> TASK REQUIREMENTS
In the data that follows, find each line containing "shortcut" and copy it.

> MATERIAL PROVIDED
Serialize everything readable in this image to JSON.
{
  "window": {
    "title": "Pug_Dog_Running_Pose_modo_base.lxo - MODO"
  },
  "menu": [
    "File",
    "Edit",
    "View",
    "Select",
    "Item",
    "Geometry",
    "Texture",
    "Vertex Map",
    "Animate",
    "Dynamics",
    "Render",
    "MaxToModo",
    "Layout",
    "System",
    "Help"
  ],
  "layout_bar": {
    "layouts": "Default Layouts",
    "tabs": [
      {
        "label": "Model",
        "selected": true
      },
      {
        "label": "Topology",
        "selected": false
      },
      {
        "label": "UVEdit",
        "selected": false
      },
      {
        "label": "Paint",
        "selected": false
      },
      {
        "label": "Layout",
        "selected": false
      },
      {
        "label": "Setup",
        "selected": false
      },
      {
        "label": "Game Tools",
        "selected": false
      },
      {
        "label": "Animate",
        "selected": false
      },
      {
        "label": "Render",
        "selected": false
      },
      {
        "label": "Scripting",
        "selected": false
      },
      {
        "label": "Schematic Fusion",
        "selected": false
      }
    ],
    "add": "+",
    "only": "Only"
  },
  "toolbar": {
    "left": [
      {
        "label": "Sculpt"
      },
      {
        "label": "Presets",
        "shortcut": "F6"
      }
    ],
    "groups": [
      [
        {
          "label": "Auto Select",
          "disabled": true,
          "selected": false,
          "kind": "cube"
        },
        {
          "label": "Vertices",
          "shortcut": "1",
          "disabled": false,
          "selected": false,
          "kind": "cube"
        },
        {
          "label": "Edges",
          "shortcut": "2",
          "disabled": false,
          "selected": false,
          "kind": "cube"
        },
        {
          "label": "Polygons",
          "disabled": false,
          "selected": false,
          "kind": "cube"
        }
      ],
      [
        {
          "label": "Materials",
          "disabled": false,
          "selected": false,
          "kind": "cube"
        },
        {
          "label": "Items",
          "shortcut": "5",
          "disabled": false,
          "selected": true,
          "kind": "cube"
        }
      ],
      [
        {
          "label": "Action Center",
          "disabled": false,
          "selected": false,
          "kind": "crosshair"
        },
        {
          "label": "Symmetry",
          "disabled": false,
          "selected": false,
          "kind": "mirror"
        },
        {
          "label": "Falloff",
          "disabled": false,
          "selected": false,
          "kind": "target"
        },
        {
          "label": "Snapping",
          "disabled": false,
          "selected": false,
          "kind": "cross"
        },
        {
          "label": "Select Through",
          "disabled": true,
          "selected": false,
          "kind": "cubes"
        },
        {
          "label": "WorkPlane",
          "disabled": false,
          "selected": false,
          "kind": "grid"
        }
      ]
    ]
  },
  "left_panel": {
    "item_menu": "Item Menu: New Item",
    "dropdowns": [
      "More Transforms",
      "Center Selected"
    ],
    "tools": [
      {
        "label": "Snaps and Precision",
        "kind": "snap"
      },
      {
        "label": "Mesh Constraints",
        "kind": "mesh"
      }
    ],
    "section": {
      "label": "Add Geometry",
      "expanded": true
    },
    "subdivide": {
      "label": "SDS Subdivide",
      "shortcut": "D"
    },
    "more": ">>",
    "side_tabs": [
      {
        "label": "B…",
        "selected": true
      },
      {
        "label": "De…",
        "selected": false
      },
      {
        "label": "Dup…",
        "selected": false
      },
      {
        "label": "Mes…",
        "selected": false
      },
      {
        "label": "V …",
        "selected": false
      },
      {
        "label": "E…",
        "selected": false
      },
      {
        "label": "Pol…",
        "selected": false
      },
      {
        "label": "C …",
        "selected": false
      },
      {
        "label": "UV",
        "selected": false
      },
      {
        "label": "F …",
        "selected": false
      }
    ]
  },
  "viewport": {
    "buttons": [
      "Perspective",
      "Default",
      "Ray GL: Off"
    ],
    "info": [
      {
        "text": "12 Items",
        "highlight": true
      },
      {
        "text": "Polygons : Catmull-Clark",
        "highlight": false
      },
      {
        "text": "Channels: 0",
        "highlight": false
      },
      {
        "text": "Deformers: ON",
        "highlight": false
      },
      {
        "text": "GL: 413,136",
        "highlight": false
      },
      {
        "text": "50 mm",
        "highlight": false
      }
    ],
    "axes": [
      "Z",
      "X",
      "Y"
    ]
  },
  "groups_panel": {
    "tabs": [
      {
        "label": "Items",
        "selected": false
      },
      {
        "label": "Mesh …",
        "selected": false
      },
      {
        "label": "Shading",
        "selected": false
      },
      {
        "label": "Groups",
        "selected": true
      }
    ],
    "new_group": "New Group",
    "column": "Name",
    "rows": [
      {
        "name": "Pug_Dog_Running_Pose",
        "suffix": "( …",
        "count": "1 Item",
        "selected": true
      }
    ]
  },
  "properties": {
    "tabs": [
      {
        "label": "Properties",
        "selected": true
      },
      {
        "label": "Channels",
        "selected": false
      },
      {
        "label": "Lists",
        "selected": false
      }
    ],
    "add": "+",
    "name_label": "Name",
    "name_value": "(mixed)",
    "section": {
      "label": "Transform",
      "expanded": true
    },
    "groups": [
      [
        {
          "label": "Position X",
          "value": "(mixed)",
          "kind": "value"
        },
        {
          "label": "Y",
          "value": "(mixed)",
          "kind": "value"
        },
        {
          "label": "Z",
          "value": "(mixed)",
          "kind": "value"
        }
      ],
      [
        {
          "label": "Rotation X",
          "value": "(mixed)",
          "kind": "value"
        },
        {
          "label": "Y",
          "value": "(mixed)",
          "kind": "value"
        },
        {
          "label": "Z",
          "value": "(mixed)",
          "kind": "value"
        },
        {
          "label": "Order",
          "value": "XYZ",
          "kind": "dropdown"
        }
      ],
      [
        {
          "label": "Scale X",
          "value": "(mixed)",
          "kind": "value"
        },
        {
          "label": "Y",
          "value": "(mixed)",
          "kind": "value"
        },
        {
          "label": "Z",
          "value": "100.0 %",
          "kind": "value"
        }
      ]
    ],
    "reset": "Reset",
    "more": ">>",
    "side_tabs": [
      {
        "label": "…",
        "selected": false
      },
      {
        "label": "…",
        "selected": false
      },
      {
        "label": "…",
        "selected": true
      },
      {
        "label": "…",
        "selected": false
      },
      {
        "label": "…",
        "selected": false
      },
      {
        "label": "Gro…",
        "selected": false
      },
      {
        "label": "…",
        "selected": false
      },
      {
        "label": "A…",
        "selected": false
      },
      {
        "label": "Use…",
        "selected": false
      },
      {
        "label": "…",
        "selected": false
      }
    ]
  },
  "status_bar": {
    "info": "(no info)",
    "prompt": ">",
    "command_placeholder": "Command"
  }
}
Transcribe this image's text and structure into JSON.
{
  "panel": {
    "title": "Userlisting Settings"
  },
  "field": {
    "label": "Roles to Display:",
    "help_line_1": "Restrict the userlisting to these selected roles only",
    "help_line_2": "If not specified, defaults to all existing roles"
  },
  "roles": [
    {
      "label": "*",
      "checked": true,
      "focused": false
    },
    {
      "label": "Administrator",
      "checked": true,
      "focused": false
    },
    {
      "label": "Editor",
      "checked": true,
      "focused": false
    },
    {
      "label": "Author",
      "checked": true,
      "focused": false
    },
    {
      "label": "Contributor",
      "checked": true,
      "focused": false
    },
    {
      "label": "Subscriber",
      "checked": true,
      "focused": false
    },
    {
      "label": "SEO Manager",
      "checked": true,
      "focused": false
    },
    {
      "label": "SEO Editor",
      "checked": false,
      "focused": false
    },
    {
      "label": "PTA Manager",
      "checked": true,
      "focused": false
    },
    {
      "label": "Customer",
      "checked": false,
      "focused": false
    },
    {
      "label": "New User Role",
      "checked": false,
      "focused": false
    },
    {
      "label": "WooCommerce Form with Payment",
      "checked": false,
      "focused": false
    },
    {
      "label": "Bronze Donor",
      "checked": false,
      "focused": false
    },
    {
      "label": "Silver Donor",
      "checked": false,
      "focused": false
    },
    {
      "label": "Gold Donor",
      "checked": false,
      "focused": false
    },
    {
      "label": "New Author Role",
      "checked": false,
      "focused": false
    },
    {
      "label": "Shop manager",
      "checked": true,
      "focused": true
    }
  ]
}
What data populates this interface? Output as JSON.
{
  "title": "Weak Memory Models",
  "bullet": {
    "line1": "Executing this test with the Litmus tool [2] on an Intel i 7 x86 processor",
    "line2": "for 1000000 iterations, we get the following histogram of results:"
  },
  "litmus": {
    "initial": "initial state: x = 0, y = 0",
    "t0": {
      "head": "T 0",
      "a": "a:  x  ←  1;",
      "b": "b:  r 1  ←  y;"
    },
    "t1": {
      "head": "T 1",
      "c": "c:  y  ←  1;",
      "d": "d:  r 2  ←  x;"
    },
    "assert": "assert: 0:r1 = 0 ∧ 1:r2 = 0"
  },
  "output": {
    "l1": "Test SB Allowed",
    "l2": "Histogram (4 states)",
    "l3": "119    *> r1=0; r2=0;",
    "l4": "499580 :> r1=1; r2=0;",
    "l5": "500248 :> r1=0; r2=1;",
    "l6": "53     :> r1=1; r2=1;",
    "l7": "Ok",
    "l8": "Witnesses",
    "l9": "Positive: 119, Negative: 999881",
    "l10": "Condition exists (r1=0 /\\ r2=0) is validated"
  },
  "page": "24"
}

> RESPONSE TO THE EXERCISE
        "shortcut": "F6"
          "shortcut": "1",
          "shortcut": "2",
          "shortcut": "5",
      "shortcut": "D"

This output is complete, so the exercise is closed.